** Opening PROVIDED MATERIAL block **

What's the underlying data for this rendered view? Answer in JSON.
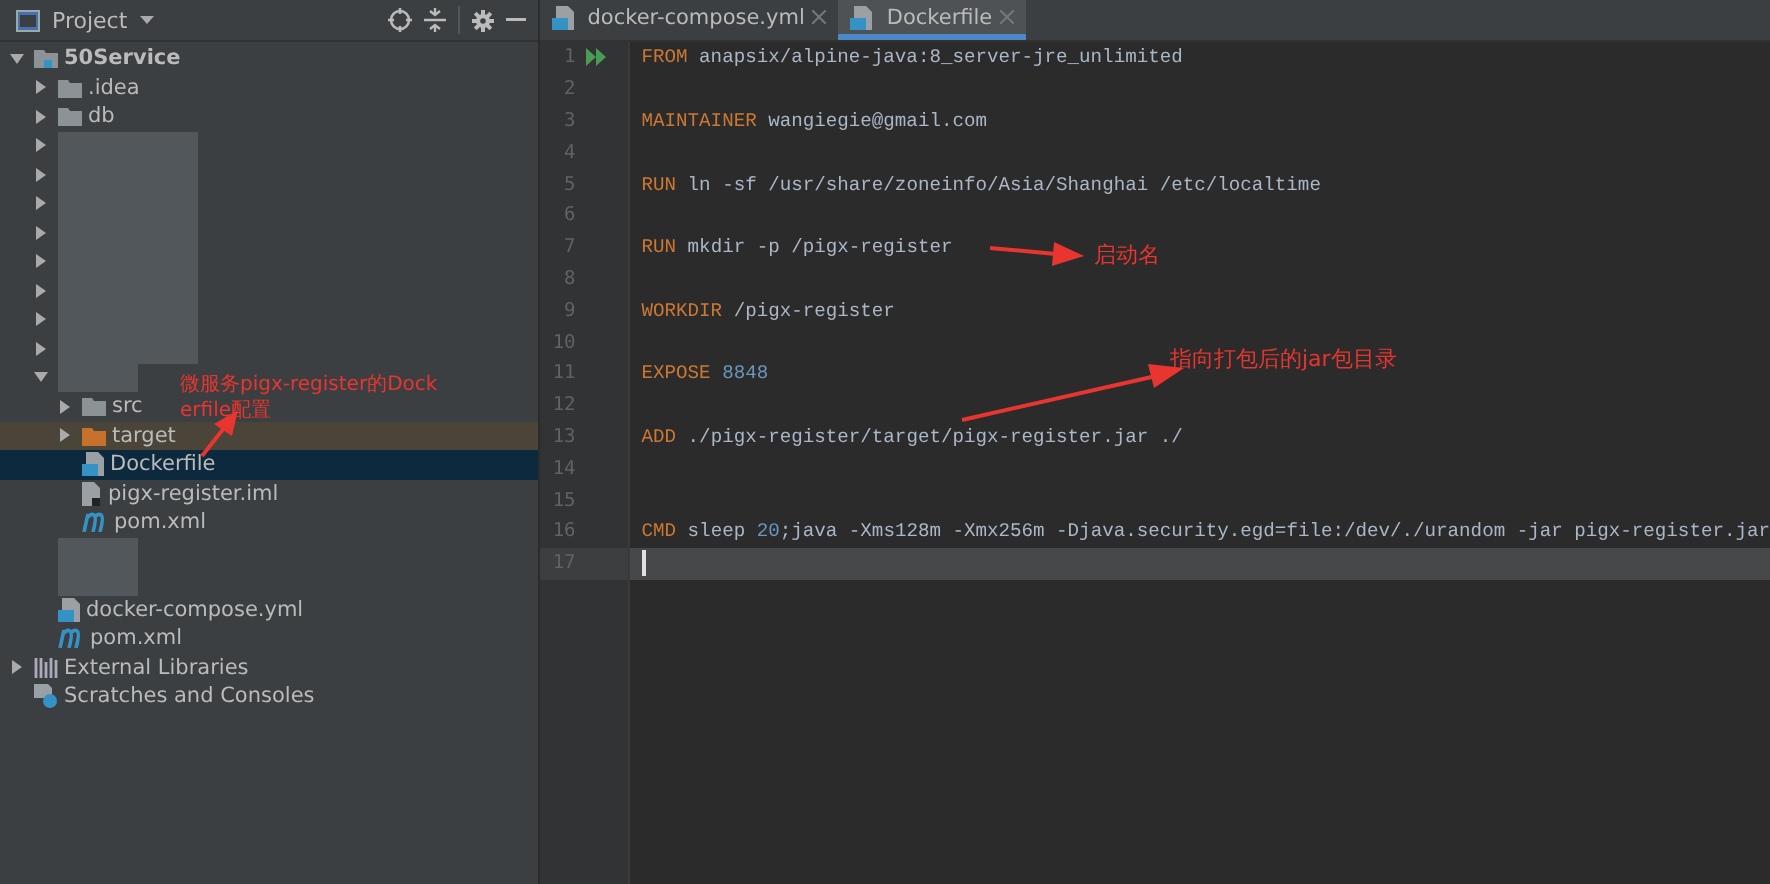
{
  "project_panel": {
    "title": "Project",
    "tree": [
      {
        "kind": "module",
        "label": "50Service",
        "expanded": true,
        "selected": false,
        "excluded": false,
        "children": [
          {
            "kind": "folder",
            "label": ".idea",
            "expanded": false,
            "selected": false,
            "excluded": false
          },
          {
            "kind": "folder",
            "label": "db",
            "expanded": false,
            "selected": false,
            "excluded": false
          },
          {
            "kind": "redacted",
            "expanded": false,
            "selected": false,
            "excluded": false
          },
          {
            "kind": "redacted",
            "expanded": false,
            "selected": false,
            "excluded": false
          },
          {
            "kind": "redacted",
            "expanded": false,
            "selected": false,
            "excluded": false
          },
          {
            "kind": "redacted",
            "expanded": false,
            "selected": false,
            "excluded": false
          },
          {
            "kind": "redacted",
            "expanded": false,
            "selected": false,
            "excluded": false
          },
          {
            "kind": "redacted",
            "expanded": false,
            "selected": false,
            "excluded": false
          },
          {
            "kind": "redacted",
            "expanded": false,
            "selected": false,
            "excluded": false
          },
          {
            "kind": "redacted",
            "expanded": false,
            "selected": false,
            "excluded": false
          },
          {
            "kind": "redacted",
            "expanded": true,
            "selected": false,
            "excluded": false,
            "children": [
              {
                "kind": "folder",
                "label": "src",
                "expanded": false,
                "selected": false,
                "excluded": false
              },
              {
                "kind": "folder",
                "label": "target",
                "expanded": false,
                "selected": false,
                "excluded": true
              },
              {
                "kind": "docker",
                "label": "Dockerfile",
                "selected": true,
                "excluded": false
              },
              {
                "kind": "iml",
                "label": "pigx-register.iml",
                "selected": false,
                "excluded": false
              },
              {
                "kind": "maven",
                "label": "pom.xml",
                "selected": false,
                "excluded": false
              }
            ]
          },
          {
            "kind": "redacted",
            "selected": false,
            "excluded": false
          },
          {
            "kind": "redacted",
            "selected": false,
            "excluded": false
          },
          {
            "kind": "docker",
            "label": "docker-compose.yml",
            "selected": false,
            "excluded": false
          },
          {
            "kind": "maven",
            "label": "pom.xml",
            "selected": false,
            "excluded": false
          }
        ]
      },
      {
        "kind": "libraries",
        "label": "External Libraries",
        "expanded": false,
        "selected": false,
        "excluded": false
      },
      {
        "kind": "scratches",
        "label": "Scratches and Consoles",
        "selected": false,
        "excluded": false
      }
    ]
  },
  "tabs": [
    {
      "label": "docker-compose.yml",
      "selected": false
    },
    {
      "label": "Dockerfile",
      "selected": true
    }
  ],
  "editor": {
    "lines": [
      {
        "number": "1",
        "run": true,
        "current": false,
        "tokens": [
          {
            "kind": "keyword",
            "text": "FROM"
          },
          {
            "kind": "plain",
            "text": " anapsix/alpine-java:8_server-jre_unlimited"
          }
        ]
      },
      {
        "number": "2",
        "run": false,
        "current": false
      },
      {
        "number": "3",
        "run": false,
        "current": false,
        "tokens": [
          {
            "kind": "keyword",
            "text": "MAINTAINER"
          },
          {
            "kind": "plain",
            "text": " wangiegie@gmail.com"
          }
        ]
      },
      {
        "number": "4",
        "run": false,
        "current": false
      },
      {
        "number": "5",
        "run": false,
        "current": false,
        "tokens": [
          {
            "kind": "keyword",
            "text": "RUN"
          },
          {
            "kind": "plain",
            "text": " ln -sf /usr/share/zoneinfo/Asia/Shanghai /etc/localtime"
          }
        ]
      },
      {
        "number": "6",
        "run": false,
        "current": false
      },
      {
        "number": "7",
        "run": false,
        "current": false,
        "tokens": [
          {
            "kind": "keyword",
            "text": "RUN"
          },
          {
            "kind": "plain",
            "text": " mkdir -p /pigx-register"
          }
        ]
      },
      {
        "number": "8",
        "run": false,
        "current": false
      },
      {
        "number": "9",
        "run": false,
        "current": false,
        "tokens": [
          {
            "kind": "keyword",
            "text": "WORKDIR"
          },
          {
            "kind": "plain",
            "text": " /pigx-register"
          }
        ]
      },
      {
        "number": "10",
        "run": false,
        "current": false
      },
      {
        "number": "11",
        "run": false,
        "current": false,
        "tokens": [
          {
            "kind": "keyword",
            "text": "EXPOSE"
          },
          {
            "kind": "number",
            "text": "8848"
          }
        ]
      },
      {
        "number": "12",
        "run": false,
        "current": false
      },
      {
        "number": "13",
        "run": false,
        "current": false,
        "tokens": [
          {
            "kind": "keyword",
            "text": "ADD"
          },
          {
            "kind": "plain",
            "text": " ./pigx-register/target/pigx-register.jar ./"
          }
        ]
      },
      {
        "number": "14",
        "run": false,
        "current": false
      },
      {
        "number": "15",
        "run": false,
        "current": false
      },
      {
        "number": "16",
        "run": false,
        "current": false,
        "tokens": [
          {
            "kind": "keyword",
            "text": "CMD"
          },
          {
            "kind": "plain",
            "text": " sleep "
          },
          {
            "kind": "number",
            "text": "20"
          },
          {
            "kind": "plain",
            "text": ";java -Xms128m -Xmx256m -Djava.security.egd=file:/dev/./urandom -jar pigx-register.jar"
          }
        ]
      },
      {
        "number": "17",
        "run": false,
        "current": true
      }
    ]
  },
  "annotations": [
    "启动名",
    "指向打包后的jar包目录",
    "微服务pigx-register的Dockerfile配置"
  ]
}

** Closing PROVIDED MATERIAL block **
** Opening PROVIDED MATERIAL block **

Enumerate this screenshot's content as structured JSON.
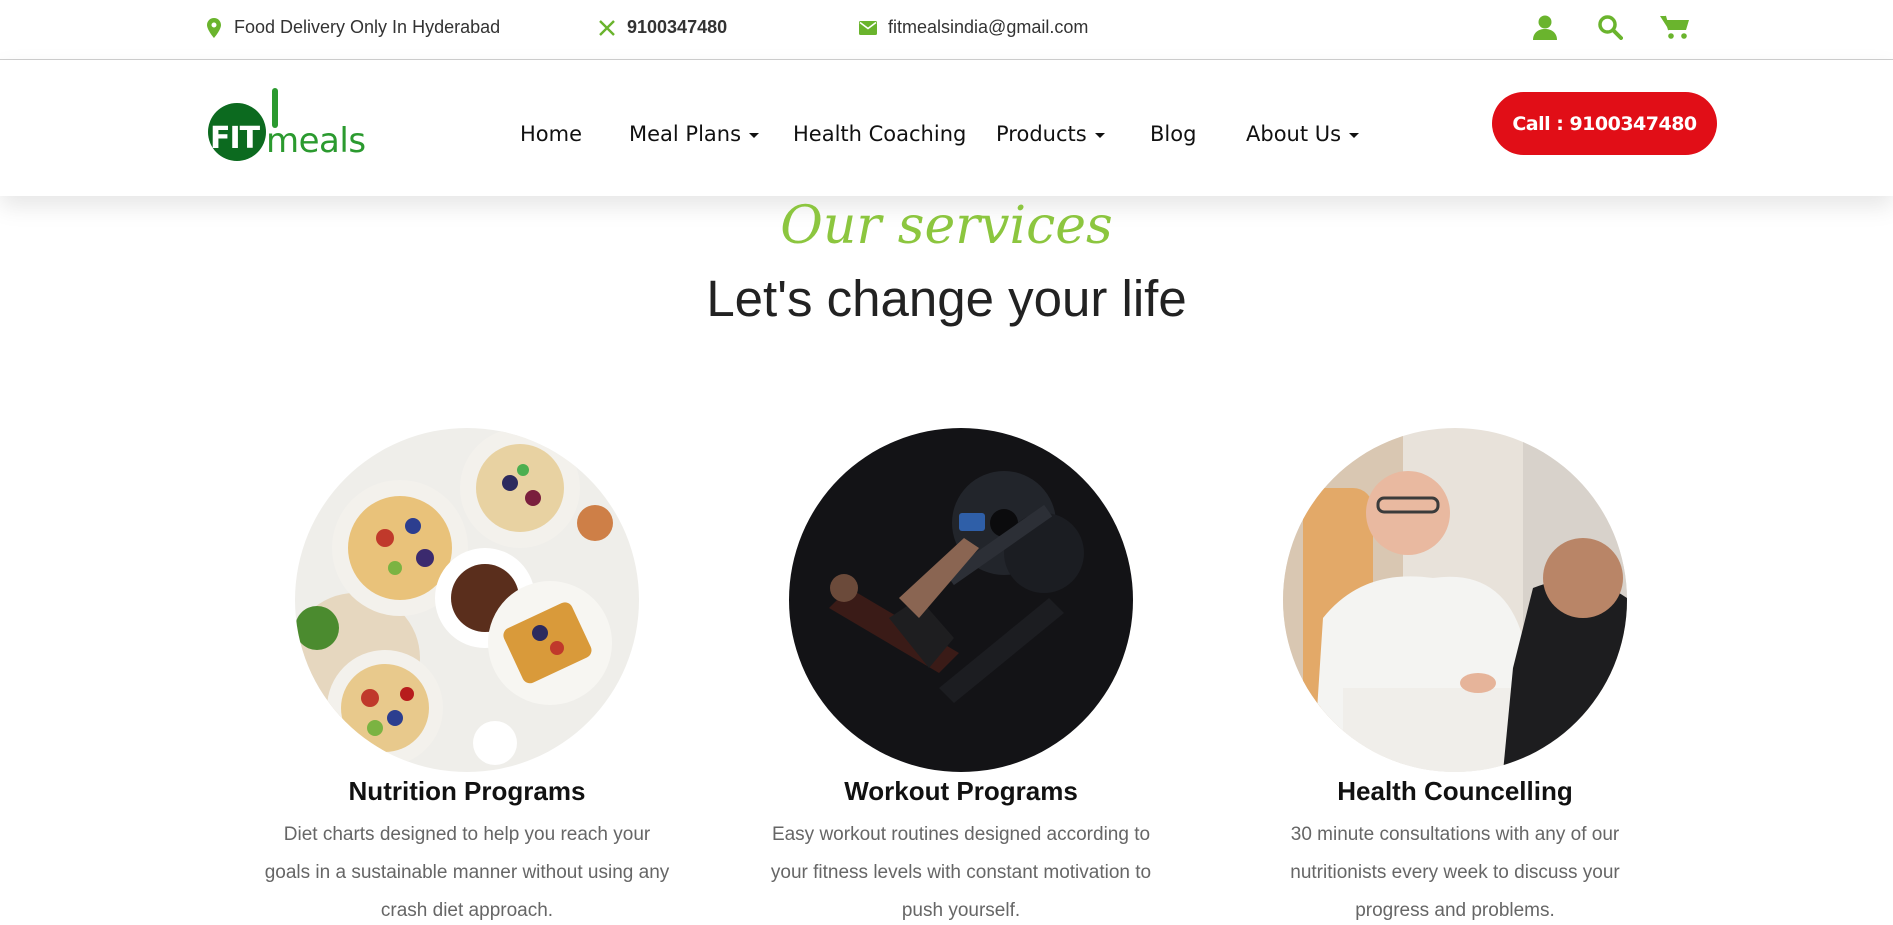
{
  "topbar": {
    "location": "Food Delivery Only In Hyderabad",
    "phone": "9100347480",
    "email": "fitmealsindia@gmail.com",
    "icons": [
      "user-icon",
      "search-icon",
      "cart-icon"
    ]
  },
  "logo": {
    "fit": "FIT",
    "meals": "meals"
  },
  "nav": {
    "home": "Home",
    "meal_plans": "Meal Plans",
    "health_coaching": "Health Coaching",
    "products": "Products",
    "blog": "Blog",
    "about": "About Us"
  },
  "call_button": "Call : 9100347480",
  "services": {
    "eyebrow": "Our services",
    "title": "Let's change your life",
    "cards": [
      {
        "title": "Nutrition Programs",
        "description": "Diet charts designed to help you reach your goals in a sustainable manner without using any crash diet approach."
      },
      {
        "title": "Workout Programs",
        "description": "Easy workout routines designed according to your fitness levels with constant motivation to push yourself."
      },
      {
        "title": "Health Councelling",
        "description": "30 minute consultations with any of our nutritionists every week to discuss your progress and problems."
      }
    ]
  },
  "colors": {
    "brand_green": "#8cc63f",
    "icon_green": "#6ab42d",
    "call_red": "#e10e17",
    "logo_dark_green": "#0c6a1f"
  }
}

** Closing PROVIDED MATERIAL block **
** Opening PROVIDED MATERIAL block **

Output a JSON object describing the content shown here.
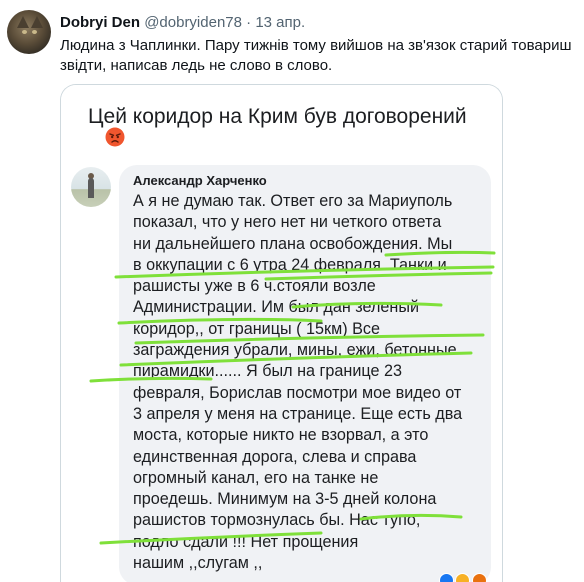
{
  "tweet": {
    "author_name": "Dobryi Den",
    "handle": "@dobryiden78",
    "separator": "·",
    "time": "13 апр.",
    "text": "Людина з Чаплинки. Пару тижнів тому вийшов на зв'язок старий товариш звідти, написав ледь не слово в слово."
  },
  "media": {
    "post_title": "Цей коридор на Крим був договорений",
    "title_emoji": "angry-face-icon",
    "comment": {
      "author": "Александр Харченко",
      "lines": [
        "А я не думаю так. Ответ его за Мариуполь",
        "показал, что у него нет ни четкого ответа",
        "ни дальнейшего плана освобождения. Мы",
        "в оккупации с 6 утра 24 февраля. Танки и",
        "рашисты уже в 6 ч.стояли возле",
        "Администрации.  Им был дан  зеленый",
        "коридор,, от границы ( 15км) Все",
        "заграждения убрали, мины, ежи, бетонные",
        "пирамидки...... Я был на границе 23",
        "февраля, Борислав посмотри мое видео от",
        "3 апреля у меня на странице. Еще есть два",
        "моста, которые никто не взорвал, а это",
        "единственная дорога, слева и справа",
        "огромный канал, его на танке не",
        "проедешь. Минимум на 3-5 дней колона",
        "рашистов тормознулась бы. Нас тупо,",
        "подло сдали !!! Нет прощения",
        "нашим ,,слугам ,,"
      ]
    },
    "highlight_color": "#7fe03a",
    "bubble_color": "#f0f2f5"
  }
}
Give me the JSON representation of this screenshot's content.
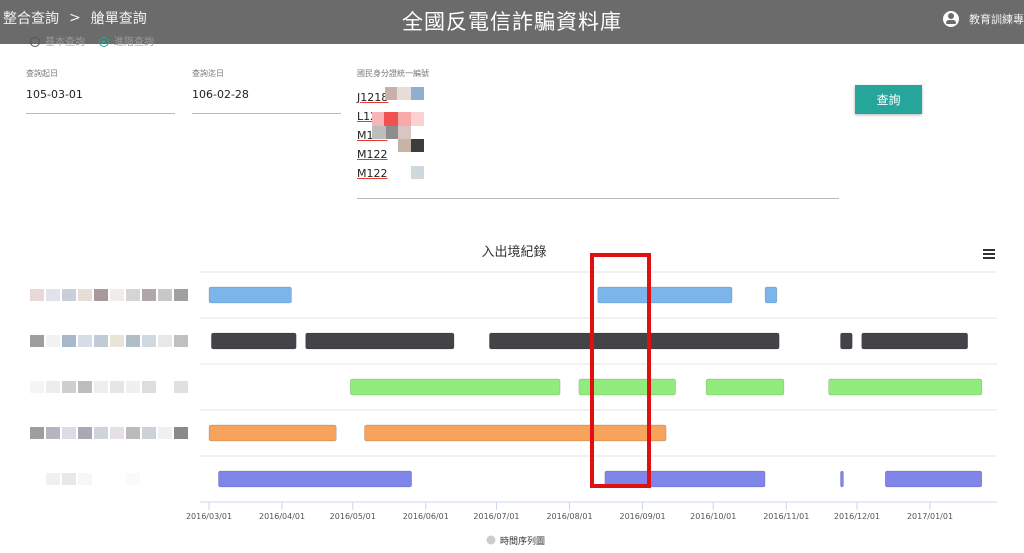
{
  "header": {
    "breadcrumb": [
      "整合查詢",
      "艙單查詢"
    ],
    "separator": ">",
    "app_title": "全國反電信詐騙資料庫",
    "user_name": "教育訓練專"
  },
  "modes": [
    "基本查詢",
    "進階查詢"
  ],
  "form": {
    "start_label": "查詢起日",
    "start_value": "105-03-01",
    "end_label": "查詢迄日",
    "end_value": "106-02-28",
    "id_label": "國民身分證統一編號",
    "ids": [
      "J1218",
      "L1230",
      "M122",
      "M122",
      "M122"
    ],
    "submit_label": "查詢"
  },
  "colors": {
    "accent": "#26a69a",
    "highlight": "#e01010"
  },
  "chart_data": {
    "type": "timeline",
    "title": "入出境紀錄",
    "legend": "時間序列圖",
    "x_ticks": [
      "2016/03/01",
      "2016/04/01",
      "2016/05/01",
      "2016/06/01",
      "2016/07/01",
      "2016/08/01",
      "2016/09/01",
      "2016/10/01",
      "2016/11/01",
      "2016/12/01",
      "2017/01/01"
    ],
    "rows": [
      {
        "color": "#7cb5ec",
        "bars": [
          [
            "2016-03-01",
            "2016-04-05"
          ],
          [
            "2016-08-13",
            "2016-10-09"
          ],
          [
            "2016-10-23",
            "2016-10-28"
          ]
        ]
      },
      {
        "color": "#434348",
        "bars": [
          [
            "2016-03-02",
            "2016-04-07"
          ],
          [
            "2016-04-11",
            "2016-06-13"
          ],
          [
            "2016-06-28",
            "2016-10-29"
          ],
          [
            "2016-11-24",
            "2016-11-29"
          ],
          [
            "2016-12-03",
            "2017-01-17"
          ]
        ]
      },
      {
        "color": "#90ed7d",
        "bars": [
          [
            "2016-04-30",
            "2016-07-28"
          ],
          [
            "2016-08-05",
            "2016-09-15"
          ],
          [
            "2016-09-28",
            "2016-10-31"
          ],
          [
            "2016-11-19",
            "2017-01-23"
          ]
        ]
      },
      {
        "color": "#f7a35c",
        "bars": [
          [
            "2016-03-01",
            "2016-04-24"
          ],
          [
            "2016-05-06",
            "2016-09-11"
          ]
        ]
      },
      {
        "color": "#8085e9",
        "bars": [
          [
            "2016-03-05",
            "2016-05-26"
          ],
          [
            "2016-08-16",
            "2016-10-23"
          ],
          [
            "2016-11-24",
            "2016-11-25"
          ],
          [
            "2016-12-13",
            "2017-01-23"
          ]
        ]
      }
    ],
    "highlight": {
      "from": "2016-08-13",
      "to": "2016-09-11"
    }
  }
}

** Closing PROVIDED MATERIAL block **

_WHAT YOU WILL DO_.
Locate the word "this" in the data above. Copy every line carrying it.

_THE ANSWER_.
What's the underlying data for this rendered view? Answer in JSON.
Enumerate this screenshot's content as structured JSON.
Give me the JSON representation of this screenshot's content.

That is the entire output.